Use of Plain Soap

Bannan EA, Judge LF. Bacteriological studies relating to handwashing: 1. the inability of soap bars to transmit bacteria. Am J Public Health 1965;55:915­21:

A study is reported to determine whether bar soaps, without
antibacterial additives, spread bacteria. The results reveal that
bacteria are not transferred by this means from person to person, nor
does the soap support bacterial growth.


Morbidity and Mortality Weekly Report, Recommendations and Reports October 25, 2002 / Vol. 51 / No. RR-16 Guideline for Hand Hygiene in Health-Care Settings, Recommendations of the Healthcare Infection Control Practices, Advisory Committee and the HICPAC/SHEA/APIC/IDSA Hand Hygiene Task Force:

Plain (Non-Antimicrobial) Soap
   Soaps are detergent-based products that contain esterified
fatty acids and sodium or potassium hydroxide. They are avail-
able in various forms including bar soap, tissue, leaflet, and
liquid preparations. Their cleaning activity can be attributed
to their detergent properties, which result in removal of dirt,
soil, and various organic substances from the hands. Plain soaps
have minimal, if any, antimicrobial activity. However,
handwashing with plain soap can remove loosely adherent tran-
sient flora.
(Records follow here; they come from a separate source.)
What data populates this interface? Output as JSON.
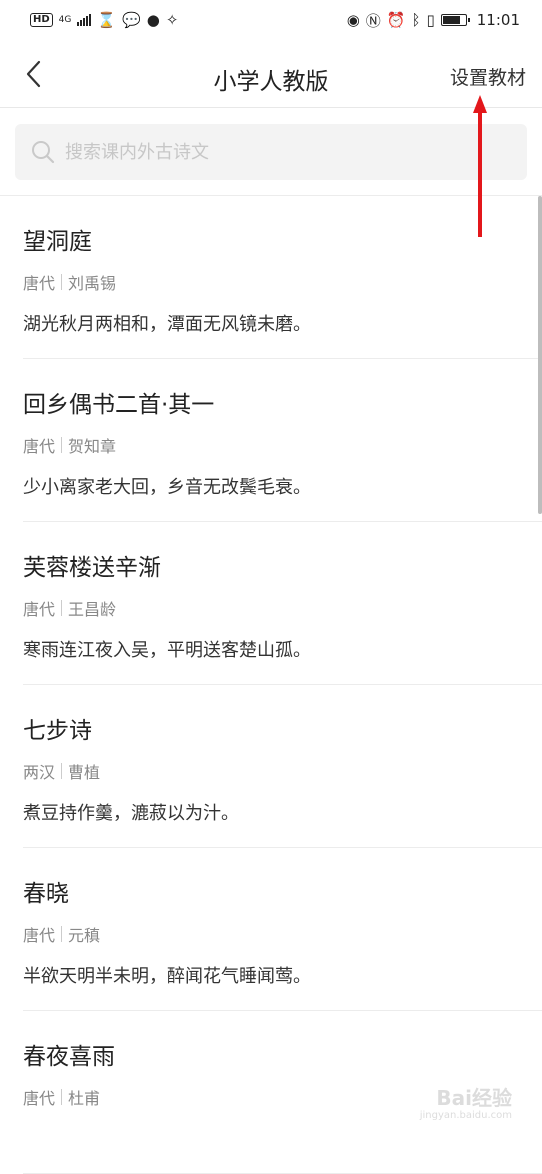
{
  "status_bar": {
    "hd": "HD",
    "signal_label": "4G",
    "time": "11:01"
  },
  "nav": {
    "title": "小学人教版",
    "action": "设置教材"
  },
  "search": {
    "placeholder": "搜索课内外古诗文"
  },
  "poems": [
    {
      "title": "望洞庭",
      "dynasty": "唐代",
      "author": "刘禹锡",
      "excerpt": "湖光秋月两相和，潭面无风镜未磨。"
    },
    {
      "title": "回乡偶书二首·其一",
      "dynasty": "唐代",
      "author": "贺知章",
      "excerpt": "少小离家老大回，乡音无改鬓毛衰。"
    },
    {
      "title": "芙蓉楼送辛渐",
      "dynasty": "唐代",
      "author": "王昌龄",
      "excerpt": "寒雨连江夜入吴，平明送客楚山孤。"
    },
    {
      "title": "七步诗",
      "dynasty": "两汉",
      "author": "曹植",
      "excerpt": "煮豆持作羹，漉菽以为汁。"
    },
    {
      "title": "春晓",
      "dynasty": "唐代",
      "author": "元稹",
      "excerpt": "半欲天明半未明，醉闻花气睡闻莺。"
    },
    {
      "title": "春夜喜雨",
      "dynasty": "唐代",
      "author": "杜甫",
      "excerpt": ""
    }
  ],
  "watermark": {
    "text": "Bai经验",
    "sub": "jingyan.baidu.com"
  },
  "colors": {
    "annotation_arrow": "#e3171b",
    "search_bg": "#f3f3f3"
  }
}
For example, handwashing with plain soap and
water for 15 seconds reduces bacterial counts on the skin by
0.6­1.1 log10, whereas washing for 30 seconds reduces counts
by 1.8­2.8 log10 (1). However, in several studies, handwashing
with plain soap failed to remove pathogens from the hands of
hospital personnel (25,45). Handwashing with plain soap can
result in paradoxical increases in bacterial counts on the skin
(92,95­97). Non-antimicrobial soaps may be associated with
considerable skin irritation and dryness (92,96,98), although
adding emollients to soap preparations may reduce their pro-
pensity to cause irritation. Occasionally, plain soaps have
become contaminated, which may lead to colonization of
hands of personnel with gram-negative bacilli (99).


B. When washing hands with soap and water, wet hands
   first with water, apply an amount of product
   recommended by the manufacturer to hands, and
   rub hands together vigorously for at least 15 seconds,
   covering all surfaces of the hands and fingers. Rinse
   hands with water and dry thoroughly with a
   disposable towel. Use towel to turn off the faucet
   (IB) (90-92,94,411). Avoid using hot water, because
   repeated exposure to hot water may increase the risk
   of dermatitis (IB) (254,255).
C. Liquid, bar, leaflet or powdered forms of plain soap
   are acceptable when washing hands with a non-
   antimicrobial soap and water. When bar soap is used,
   soap racks that facilitate drainage and small bars of
   soap should be used (II) (412-415).


E. Do not add soap to a partially empty soap dispenser.
   This practice of "topping off" dispensers can lead to
   bacterial contamination of soap (IA) (187,419).


412. McBride ME. Microbial flora of in-use soap products. Appl Environ
     Microbiol 1984;48:338­41.
413. Kabara JJ, Brady MB. Contamination of bar soaps under "in use" con-
     dition. J Environ Pathol Toxicol Oncol 1984;5:1­14.
414. Heinze JE, Yackovich F. Washing with contaminated bar soap is
     unlikely to transfer bacteria. Epidem Inf 1988;101:135­42.
415. Bannan EA, Judge LF. Bacteriological studies relating to handwashing:
     1. the inability of soap bars to transmit bacteria. Am J Public Health

Washing with contaminated bar soap is unlikely to transfer bacteria. Epidemiol Infect. 1988 Aug;101(1):135-42. Heinze JE, Yackovich F. Dial Corporation, Dial Technical Center, Scottsdale, AZ 85254.



    Recent reports of the isolation of microorganisms from used soap
    bars have raised the concern that bacteria may be transferred from
    contaminated soap bars during handwashing. Since only one study
    addressing this question has been published, we developed an
    additional procedure to test this concern. In our new method
    prewashed and softened commercial deodorant soap bars (0.8%
    triclocarban) not active against Gram-negative bacteria were
    inoculated with Escherichia coli and Pseudomonas aeruginosa to
    give mean total survival levels of 4.4 X 10(5) c.f.u. per bar
    which was 70-fold higher than those reported on used soap
    bars. Sixteen panelists were instructed to wash with the
    inoculated bars using their normal handwashing procedure. After
    washing, none of the 16 panelists had detectable levels of either
    test bacterium on their hands. Thus, the results obtained using
    our new method were in complete agreement with those obtained with
    the previously published method even though the two methods differ
    in a number of procedural aspects. These findings, along with
    other published reports, show that little hazard exists in routine
    handwashing with previously used soap bars and support the
    frequent use of soap and water for handwashing to prevent the
    spread of disease.

    PMID: 3402545 [PubMed - indexed for MEDLINE]